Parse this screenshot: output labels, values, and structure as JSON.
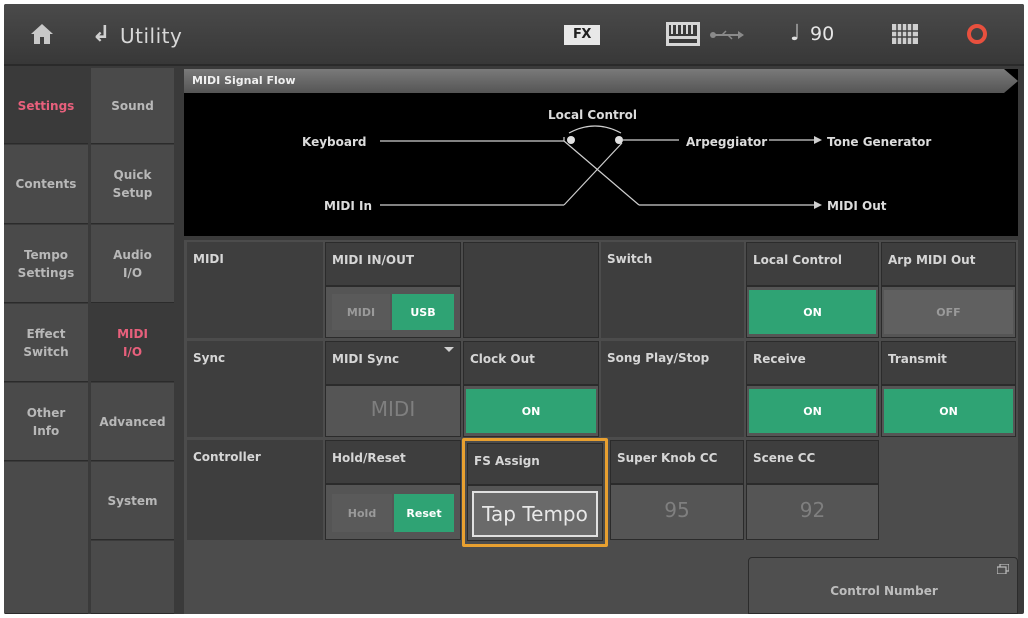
{
  "topbar": {
    "back_glyph": "↲",
    "title": "Utility",
    "fx_badge": "FX",
    "tempo": "90",
    "note_glyph": "♩"
  },
  "nav": {
    "col1": [
      "Settings",
      "Contents",
      "Tempo\nSettings",
      "Effect\nSwitch",
      "Other\nInfo"
    ],
    "col2": [
      "Sound",
      "Quick\nSetup",
      "Audio\nI/O",
      "MIDI\nI/O",
      "Advanced",
      "System"
    ],
    "active_col1": "Settings",
    "active_col2": "MIDI I/O"
  },
  "flow": {
    "title": "MIDI Signal Flow",
    "keyboard": "Keyboard",
    "local_control": "Local Control",
    "arpeggiator": "Arpeggiator",
    "tone_generator": "Tone Generator",
    "midi_in": "MIDI In",
    "midi_out": "MIDI Out"
  },
  "params": {
    "midi_section": "MIDI",
    "midi_inout_label": "MIDI IN/OUT",
    "midi_option": "MIDI",
    "usb_option": "USB",
    "switch_section": "Switch",
    "local_control_label": "Local Control",
    "local_control_value": "ON",
    "arp_midi_out_label": "Arp MIDI Out",
    "arp_midi_out_value": "OFF",
    "sync_section": "Sync",
    "midi_sync_label": "MIDI Sync",
    "midi_sync_value": "MIDI",
    "clock_out_label": "Clock Out",
    "clock_out_value": "ON",
    "song_play_stop_section": "Song Play/Stop",
    "receive_label": "Receive",
    "receive_value": "ON",
    "transmit_label": "Transmit",
    "transmit_value": "ON",
    "controller_section": "Controller",
    "hold_reset_label": "Hold/Reset",
    "hold_option": "Hold",
    "reset_option": "Reset",
    "fs_assign_label": "FS Assign",
    "fs_assign_value": "Tap Tempo",
    "super_knob_cc_label": "Super Knob CC",
    "super_knob_cc_value": "95",
    "scene_cc_label": "Scene CC",
    "scene_cc_value": "92",
    "control_number_label": "Control Number"
  },
  "colors": {
    "on_green": "#2fa374",
    "active_pink": "#e8607c",
    "highlight_orange": "#e8a030"
  }
}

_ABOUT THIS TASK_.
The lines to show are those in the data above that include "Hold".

_SOLUTION BELOW_.
    "hold_reset_label": "Hold/Reset",
    "hold_option": "Hold",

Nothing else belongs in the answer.